* [Problem to work on]
The lines to copy are those in the records below that hold the word "title".
Data for this task below:
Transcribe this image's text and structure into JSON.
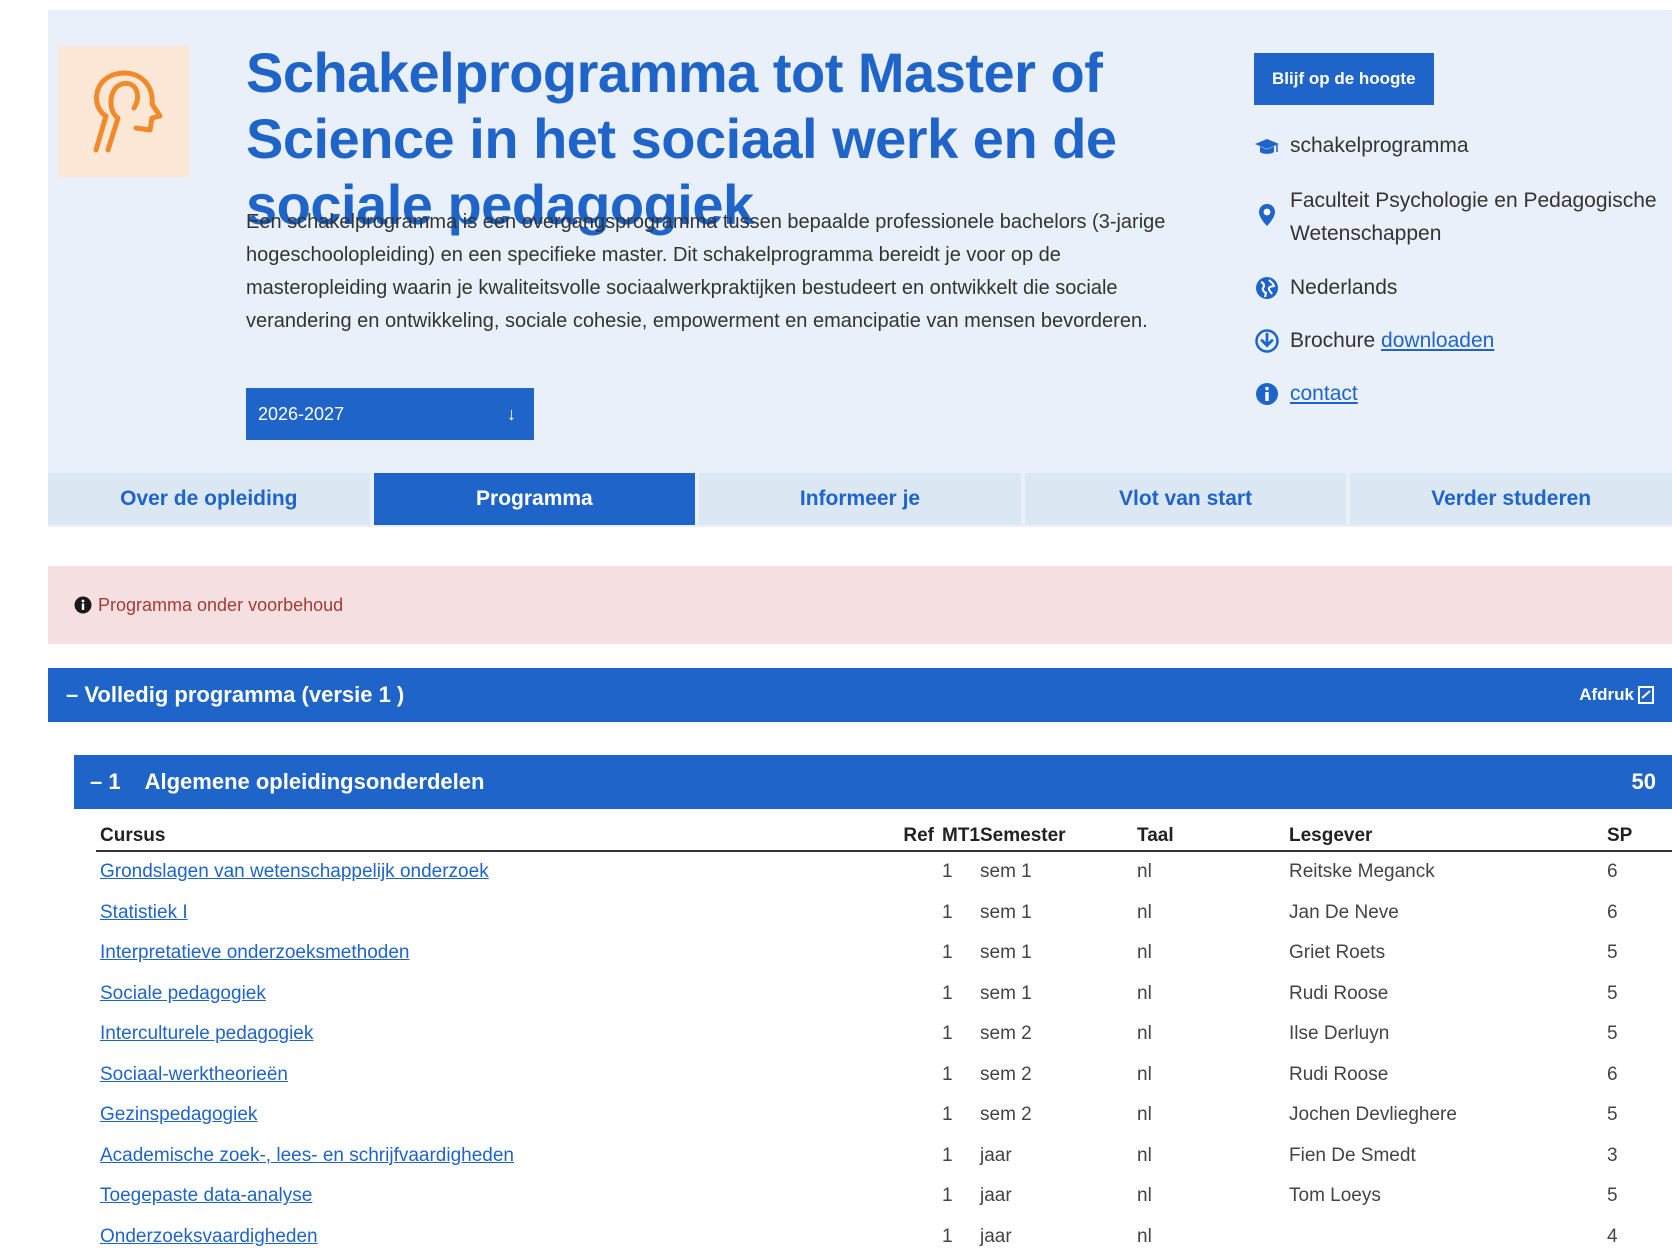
{
  "header": {
    "title": "Schakelprogramma tot Master of Science in het sociaal werk en de sociale pedagogiek",
    "intro": "Een schakelprogramma is een overgangsprogramma tussen bepaalde professionele bachelors (3-jarige hogeschoolopleiding) en een specifieke master. Dit schakelprogramma bereidt je voor op de masteropleiding waarin je kwaliteitsvolle sociaalwerkpraktijken bestudeert en ontwikkelt die sociale verandering en ontwikkeling, sociale cohesie, empowerment en emancipatie van mensen bevorderen.",
    "year_select": "2026-2027",
    "year_arrow": "↓"
  },
  "sidebar": {
    "button": "Blijf op de hoogte",
    "type": "schakelprogramma",
    "faculty": "Faculteit Psychologie en Pedagogische Wetenschappen",
    "language": "Nederlands",
    "brochure_prefix": "Brochure ",
    "brochure_link": "downloaden",
    "contact": "contact"
  },
  "tabs": [
    "Over de opleiding",
    "Programma",
    "Informeer je",
    "Vlot van start",
    "Verder studeren"
  ],
  "notice": "Programma onder voorbehoud",
  "program": {
    "title": "– Volledig programma (versie 1 )",
    "print": "Afdruk"
  },
  "section": {
    "toggle": "– 1",
    "title": "Algemene opleidingsonderdelen",
    "sp": "50"
  },
  "table": {
    "headers": [
      "Cursus",
      "Ref",
      "MT1",
      "Semester",
      "Taal",
      "Lesgever",
      "SP"
    ],
    "rows": [
      {
        "cursus": "Grondslagen van wetenschappelijk onderzoek",
        "mt1": "1",
        "semester": "sem 1",
        "taal": "nl",
        "lesgever": "Reitske Meganck",
        "sp": "6"
      },
      {
        "cursus": "Statistiek I",
        "mt1": "1",
        "semester": "sem 1",
        "taal": "nl",
        "lesgever": "Jan De Neve",
        "sp": "6"
      },
      {
        "cursus": "Interpretatieve onderzoeksmethoden",
        "mt1": "1",
        "semester": "sem 1",
        "taal": "nl",
        "lesgever": "Griet Roets",
        "sp": "5"
      },
      {
        "cursus": "Sociale pedagogiek",
        "mt1": "1",
        "semester": "sem 1",
        "taal": "nl",
        "lesgever": "Rudi Roose",
        "sp": "5"
      },
      {
        "cursus": "Interculturele pedagogiek",
        "mt1": "1",
        "semester": "sem 2",
        "taal": "nl",
        "lesgever": "Ilse Derluyn",
        "sp": "5"
      },
      {
        "cursus": "Sociaal-werktheorieën",
        "mt1": "1",
        "semester": "sem 2",
        "taal": "nl",
        "lesgever": "Rudi Roose",
        "sp": "6"
      },
      {
        "cursus": "Gezinspedagogiek",
        "mt1": "1",
        "semester": "sem 2",
        "taal": "nl",
        "lesgever": "Jochen Devlieghere",
        "sp": "5"
      },
      {
        "cursus": "Academische zoek-, lees- en schrijfvaardigheden",
        "mt1": "1",
        "semester": "jaar",
        "taal": "nl",
        "lesgever": "Fien De Smedt",
        "sp": "3"
      },
      {
        "cursus": "Toegepaste data-analyse",
        "mt1": "1",
        "semester": "jaar",
        "taal": "nl",
        "lesgever": "Tom Loeys",
        "sp": "5"
      },
      {
        "cursus": "Onderzoeksvaardigheden",
        "mt1": "1",
        "semester": "jaar",
        "taal": "nl",
        "lesgever": "",
        "sp": "4"
      }
    ]
  },
  "colors": {
    "accent": "#1f64c8",
    "hero_bg": "#e9f0f9",
    "notice_bg": "#f5dfe1",
    "notice_text": "#a33b32",
    "logo_bg": "#fde8d8",
    "logo_stroke": "#f28a2a"
  },
  "icons": {
    "logo": "head-profile-icon",
    "type": "graduation-cap-icon",
    "faculty": "map-pin-icon",
    "language": "globe-icon",
    "brochure": "download-circle-icon",
    "contact": "info-circle-icon",
    "notice": "info-circle-icon",
    "print": "print-icon"
  }
}
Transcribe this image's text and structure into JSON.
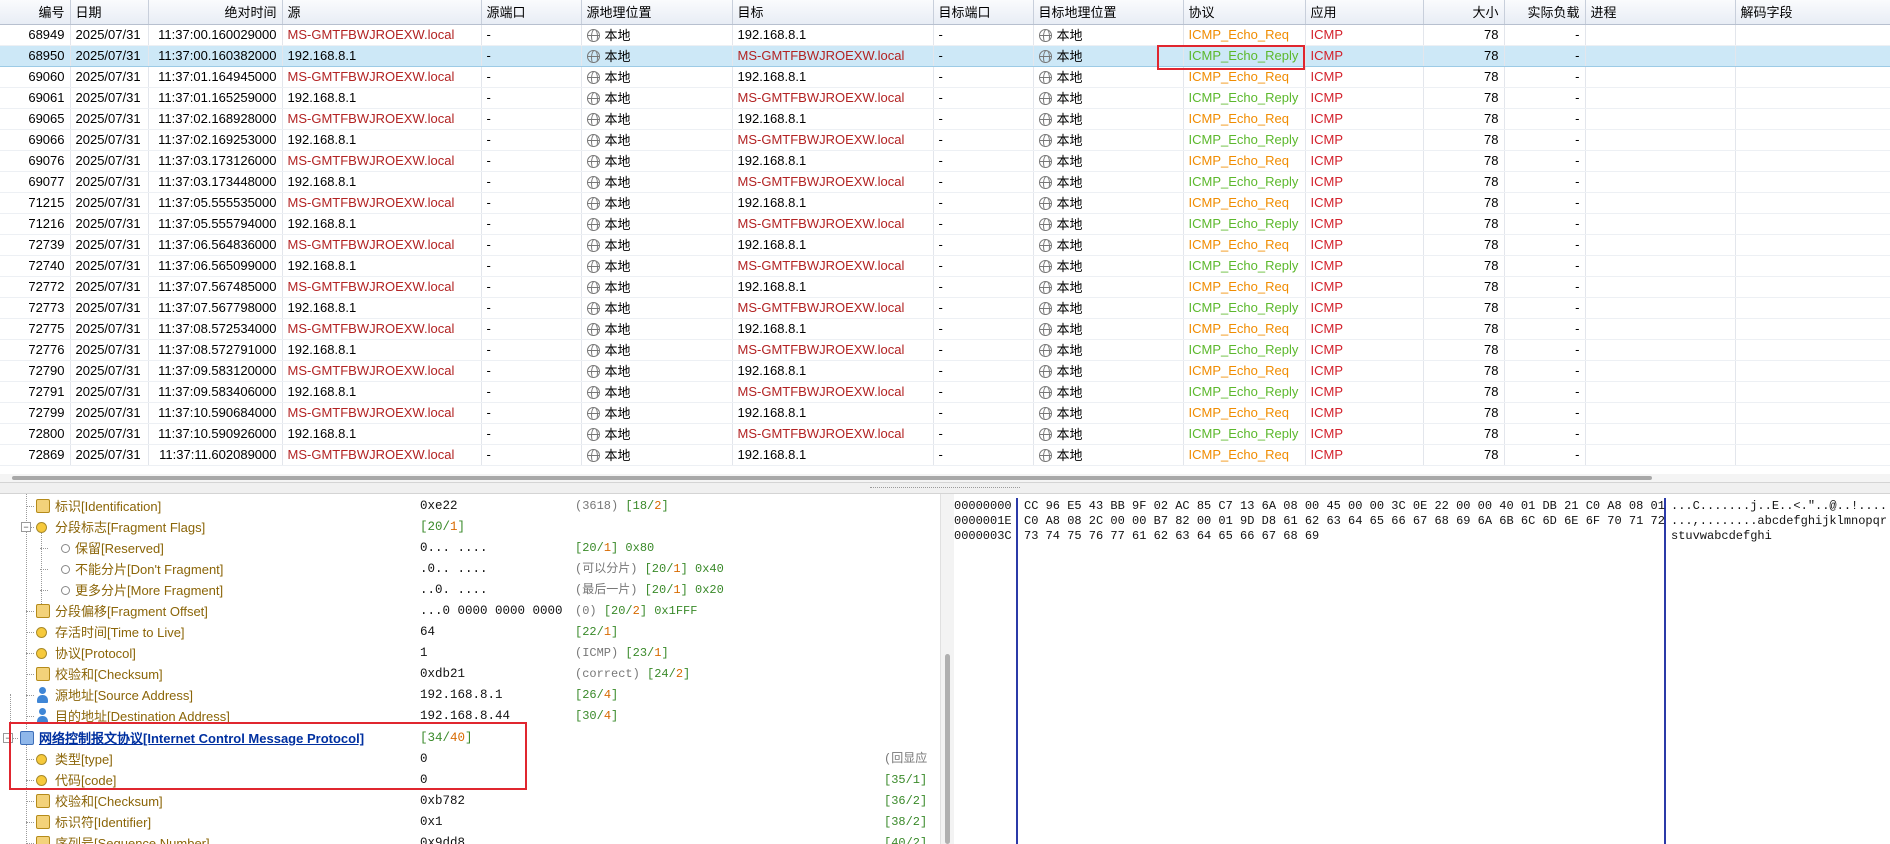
{
  "packet_list": {
    "columns": [
      "编号",
      "日期",
      "绝对时间",
      "源",
      "源端口",
      "源地理位置",
      "目标",
      "目标端口",
      "目标地理位置",
      "协议",
      "应用",
      "大小",
      "实际负载",
      "进程",
      "解码字段"
    ],
    "rows": [
      {
        "no": "68949",
        "date": "2025/07/31",
        "time": "11:37:00.160029000",
        "src": "MS-GMTFBWJROEXW.local",
        "sport": "-",
        "sgeo": "本地",
        "dst": "192.168.8.1",
        "dport": "-",
        "dgeo": "本地",
        "proto": "ICMP_Echo_Req",
        "app": "ICMP",
        "size": "78",
        "payload": "-",
        "selected": false
      },
      {
        "no": "68950",
        "date": "2025/07/31",
        "time": "11:37:00.160382000",
        "src": "192.168.8.1",
        "sport": "-",
        "sgeo": "本地",
        "dst": "MS-GMTFBWJROEXW.local",
        "dport": "-",
        "dgeo": "本地",
        "proto": "ICMP_Echo_Reply",
        "app": "ICMP",
        "size": "78",
        "payload": "-",
        "selected": true
      },
      {
        "no": "69060",
        "date": "2025/07/31",
        "time": "11:37:01.164945000",
        "src": "MS-GMTFBWJROEXW.local",
        "sport": "-",
        "sgeo": "本地",
        "dst": "192.168.8.1",
        "dport": "-",
        "dgeo": "本地",
        "proto": "ICMP_Echo_Req",
        "app": "ICMP",
        "size": "78",
        "payload": "-",
        "selected": false
      },
      {
        "no": "69061",
        "date": "2025/07/31",
        "time": "11:37:01.165259000",
        "src": "192.168.8.1",
        "sport": "-",
        "sgeo": "本地",
        "dst": "MS-GMTFBWJROEXW.local",
        "dport": "-",
        "dgeo": "本地",
        "proto": "ICMP_Echo_Reply",
        "app": "ICMP",
        "size": "78",
        "payload": "-",
        "selected": false
      },
      {
        "no": "69065",
        "date": "2025/07/31",
        "time": "11:37:02.168928000",
        "src": "MS-GMTFBWJROEXW.local",
        "sport": "-",
        "sgeo": "本地",
        "dst": "192.168.8.1",
        "dport": "-",
        "dgeo": "本地",
        "proto": "ICMP_Echo_Req",
        "app": "ICMP",
        "size": "78",
        "payload": "-",
        "selected": false
      },
      {
        "no": "69066",
        "date": "2025/07/31",
        "time": "11:37:02.169253000",
        "src": "192.168.8.1",
        "sport": "-",
        "sgeo": "本地",
        "dst": "MS-GMTFBWJROEXW.local",
        "dport": "-",
        "dgeo": "本地",
        "proto": "ICMP_Echo_Reply",
        "app": "ICMP",
        "size": "78",
        "payload": "-",
        "selected": false
      },
      {
        "no": "69076",
        "date": "2025/07/31",
        "time": "11:37:03.173126000",
        "src": "MS-GMTFBWJROEXW.local",
        "sport": "-",
        "sgeo": "本地",
        "dst": "192.168.8.1",
        "dport": "-",
        "dgeo": "本地",
        "proto": "ICMP_Echo_Req",
        "app": "ICMP",
        "size": "78",
        "payload": "-",
        "selected": false
      },
      {
        "no": "69077",
        "date": "2025/07/31",
        "time": "11:37:03.173448000",
        "src": "192.168.8.1",
        "sport": "-",
        "sgeo": "本地",
        "dst": "MS-GMTFBWJROEXW.local",
        "dport": "-",
        "dgeo": "本地",
        "proto": "ICMP_Echo_Reply",
        "app": "ICMP",
        "size": "78",
        "payload": "-",
        "selected": false
      },
      {
        "no": "71215",
        "date": "2025/07/31",
        "time": "11:37:05.555535000",
        "src": "MS-GMTFBWJROEXW.local",
        "sport": "-",
        "sgeo": "本地",
        "dst": "192.168.8.1",
        "dport": "-",
        "dgeo": "本地",
        "proto": "ICMP_Echo_Req",
        "app": "ICMP",
        "size": "78",
        "payload": "-",
        "selected": false
      },
      {
        "no": "71216",
        "date": "2025/07/31",
        "time": "11:37:05.555794000",
        "src": "192.168.8.1",
        "sport": "-",
        "sgeo": "本地",
        "dst": "MS-GMTFBWJROEXW.local",
        "dport": "-",
        "dgeo": "本地",
        "proto": "ICMP_Echo_Reply",
        "app": "ICMP",
        "size": "78",
        "payload": "-",
        "selected": false
      },
      {
        "no": "72739",
        "date": "2025/07/31",
        "time": "11:37:06.564836000",
        "src": "MS-GMTFBWJROEXW.local",
        "sport": "-",
        "sgeo": "本地",
        "dst": "192.168.8.1",
        "dport": "-",
        "dgeo": "本地",
        "proto": "ICMP_Echo_Req",
        "app": "ICMP",
        "size": "78",
        "payload": "-",
        "selected": false
      },
      {
        "no": "72740",
        "date": "2025/07/31",
        "time": "11:37:06.565099000",
        "src": "192.168.8.1",
        "sport": "-",
        "sgeo": "本地",
        "dst": "MS-GMTFBWJROEXW.local",
        "dport": "-",
        "dgeo": "本地",
        "proto": "ICMP_Echo_Reply",
        "app": "ICMP",
        "size": "78",
        "payload": "-",
        "selected": false
      },
      {
        "no": "72772",
        "date": "2025/07/31",
        "time": "11:37:07.567485000",
        "src": "MS-GMTFBWJROEXW.local",
        "sport": "-",
        "sgeo": "本地",
        "dst": "192.168.8.1",
        "dport": "-",
        "dgeo": "本地",
        "proto": "ICMP_Echo_Req",
        "app": "ICMP",
        "size": "78",
        "payload": "-",
        "selected": false
      },
      {
        "no": "72773",
        "date": "2025/07/31",
        "time": "11:37:07.567798000",
        "src": "192.168.8.1",
        "sport": "-",
        "sgeo": "本地",
        "dst": "MS-GMTFBWJROEXW.local",
        "dport": "-",
        "dgeo": "本地",
        "proto": "ICMP_Echo_Reply",
        "app": "ICMP",
        "size": "78",
        "payload": "-",
        "selected": false
      },
      {
        "no": "72775",
        "date": "2025/07/31",
        "time": "11:37:08.572534000",
        "src": "MS-GMTFBWJROEXW.local",
        "sport": "-",
        "sgeo": "本地",
        "dst": "192.168.8.1",
        "dport": "-",
        "dgeo": "本地",
        "proto": "ICMP_Echo_Req",
        "app": "ICMP",
        "size": "78",
        "payload": "-",
        "selected": false
      },
      {
        "no": "72776",
        "date": "2025/07/31",
        "time": "11:37:08.572791000",
        "src": "192.168.8.1",
        "sport": "-",
        "sgeo": "本地",
        "dst": "MS-GMTFBWJROEXW.local",
        "dport": "-",
        "dgeo": "本地",
        "proto": "ICMP_Echo_Reply",
        "app": "ICMP",
        "size": "78",
        "payload": "-",
        "selected": false
      },
      {
        "no": "72790",
        "date": "2025/07/31",
        "time": "11:37:09.583120000",
        "src": "MS-GMTFBWJROEXW.local",
        "sport": "-",
        "sgeo": "本地",
        "dst": "192.168.8.1",
        "dport": "-",
        "dgeo": "本地",
        "proto": "ICMP_Echo_Req",
        "app": "ICMP",
        "size": "78",
        "payload": "-",
        "selected": false
      },
      {
        "no": "72791",
        "date": "2025/07/31",
        "time": "11:37:09.583406000",
        "src": "192.168.8.1",
        "sport": "-",
        "sgeo": "本地",
        "dst": "MS-GMTFBWJROEXW.local",
        "dport": "-",
        "dgeo": "本地",
        "proto": "ICMP_Echo_Reply",
        "app": "ICMP",
        "size": "78",
        "payload": "-",
        "selected": false
      },
      {
        "no": "72799",
        "date": "2025/07/31",
        "time": "11:37:10.590684000",
        "src": "MS-GMTFBWJROEXW.local",
        "sport": "-",
        "sgeo": "本地",
        "dst": "192.168.8.1",
        "dport": "-",
        "dgeo": "本地",
        "proto": "ICMP_Echo_Req",
        "app": "ICMP",
        "size": "78",
        "payload": "-",
        "selected": false
      },
      {
        "no": "72800",
        "date": "2025/07/31",
        "time": "11:37:10.590926000",
        "src": "192.168.8.1",
        "sport": "-",
        "sgeo": "本地",
        "dst": "MS-GMTFBWJROEXW.local",
        "dport": "-",
        "dgeo": "本地",
        "proto": "ICMP_Echo_Reply",
        "app": "ICMP",
        "size": "78",
        "payload": "-",
        "selected": false
      },
      {
        "no": "72869",
        "date": "2025/07/31",
        "time": "11:37:11.602089000",
        "src": "MS-GMTFBWJROEXW.local",
        "sport": "-",
        "sgeo": "本地",
        "dst": "192.168.8.1",
        "dport": "-",
        "dgeo": "本地",
        "proto": "ICMP_Echo_Req",
        "app": "ICMP",
        "size": "78",
        "payload": "-",
        "selected": false
      }
    ]
  },
  "decode_tree": {
    "rows": [
      {
        "name": "标识[Identification]",
        "value": "0xe22",
        "info": [
          [
            "gray",
            "(3618)  "
          ],
          [
            "grn",
            "[18/"
          ],
          [
            "org",
            "2"
          ],
          [
            "grn",
            "]"
          ]
        ]
      },
      {
        "name": "分段标志[Fragment Flags]",
        "value": "",
        "info": [],
        "value_info": [
          [
            "grn",
            "[20/"
          ],
          [
            "org",
            "1"
          ],
          [
            "grn",
            "]"
          ]
        ]
      },
      {
        "name": "保留[Reserved]",
        "value": "0... ....",
        "info": [
          [
            "grn",
            "[20/"
          ],
          [
            "org",
            "1"
          ],
          [
            "grn",
            "]  0x80"
          ]
        ]
      },
      {
        "name": "不能分片[Don't Fragment]",
        "value": ".0.. ....",
        "info": [
          [
            "gray",
            "(可以分片)  "
          ],
          [
            "grn",
            "[20/"
          ],
          [
            "org",
            "1"
          ],
          [
            "grn",
            "]  0x40"
          ]
        ]
      },
      {
        "name": "更多分片[More Fragment]",
        "value": "..0. ....",
        "info": [
          [
            "gray",
            "(最后一片)  "
          ],
          [
            "grn",
            "[20/"
          ],
          [
            "org",
            "1"
          ],
          [
            "grn",
            "]  0x20"
          ]
        ]
      },
      {
        "name": "分段偏移[Fragment Offset]",
        "value": "...0 0000 0000 0000",
        "info": [
          [
            "gray",
            "(0)  "
          ],
          [
            "grn",
            "[20/"
          ],
          [
            "org",
            "2"
          ],
          [
            "grn",
            "]  0x1FFF"
          ]
        ]
      },
      {
        "name": "存活时间[Time to Live]",
        "value": "64",
        "info": [
          [
            "grn",
            "[22/"
          ],
          [
            "org",
            "1"
          ],
          [
            "grn",
            "]"
          ]
        ]
      },
      {
        "name": "协议[Protocol]",
        "value": "1",
        "info": [
          [
            "gray",
            "(ICMP)  "
          ],
          [
            "grn",
            "[23/"
          ],
          [
            "org",
            "1"
          ],
          [
            "grn",
            "]"
          ]
        ]
      },
      {
        "name": "校验和[Checksum]",
        "value": "0xdb21",
        "info": [
          [
            "gray",
            "(correct)  "
          ],
          [
            "grn",
            "[24/"
          ],
          [
            "org",
            "2"
          ],
          [
            "grn",
            "]"
          ]
        ]
      },
      {
        "name": "源地址[Source Address]",
        "value": "192.168.8.1",
        "info": [
          [
            "grn",
            "[26/"
          ],
          [
            "org",
            "4"
          ],
          [
            "grn",
            "]"
          ]
        ]
      },
      {
        "name": "目的地址[Destination Address]",
        "value": "192.168.8.44",
        "info": [
          [
            "grn",
            "[30/"
          ],
          [
            "org",
            "4"
          ],
          [
            "grn",
            "]"
          ]
        ]
      },
      {
        "name": "网络控制报文协议[Internet Control Message Protocol]",
        "value": "",
        "info": [],
        "value_info": [
          [
            "grn",
            "[34/"
          ],
          [
            "org",
            "40"
          ],
          [
            "grn",
            "]"
          ]
        ]
      },
      {
        "name": "类型[type]",
        "value": "0",
        "info": [],
        "right_info": "(回显应"
      },
      {
        "name": "代码[code]",
        "value": "0",
        "info": [],
        "right_info": "[35/1]"
      },
      {
        "name": "校验和[Checksum]",
        "value": "0xb782",
        "info": [],
        "right_info": "[36/2]"
      },
      {
        "name": "标识符[Identifier]",
        "value": "0x1",
        "info": [],
        "right_info": "[38/2]"
      },
      {
        "name": "序列号[Sequence Number]",
        "value": "0x9dd8",
        "info": [],
        "right_info": "[40/2]"
      }
    ]
  },
  "hex_view": {
    "lines": [
      {
        "offset": "00000000",
        "hex": "CC 96 E5 43 BB 9F 02 AC 85 C7 13 6A 08 00 45 00 00 3C 0E 22 00 00 40 01 DB 21 C0 A8 08 01",
        "ascii": "...C.......j..E..<.\"..@..!...."
      },
      {
        "offset": "0000001E",
        "hex": "C0 A8 08 2C 00 00 B7 82 00 01 9D D8 61 62 63 64 65 66 67 68 69 6A 6B 6C 6D 6E 6F 70 71 72",
        "ascii": "...,........abcdefghijklmnopqr"
      },
      {
        "offset": "0000003C",
        "hex": "73 74 75 76 77 61 62 63 64 65 66 67 68 69",
        "ascii": "stuvwabcdefghi"
      }
    ]
  },
  "colors": {
    "host": "#b22222",
    "echo_req": "#f08c00",
    "echo_reply": "#5cb82c",
    "app_icmp": "#d31f2a",
    "selection": "#cde8f7",
    "highlight_box": "#e0262f"
  }
}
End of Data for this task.
* [The completed task]
    "title": "Schakelprogramma tot Master of Science in het sociaal werk en de sociale pedagogiek",
    "title": "– Volledig programma (versie 1 )",
    "title": "Algemene opleidingsonderdelen",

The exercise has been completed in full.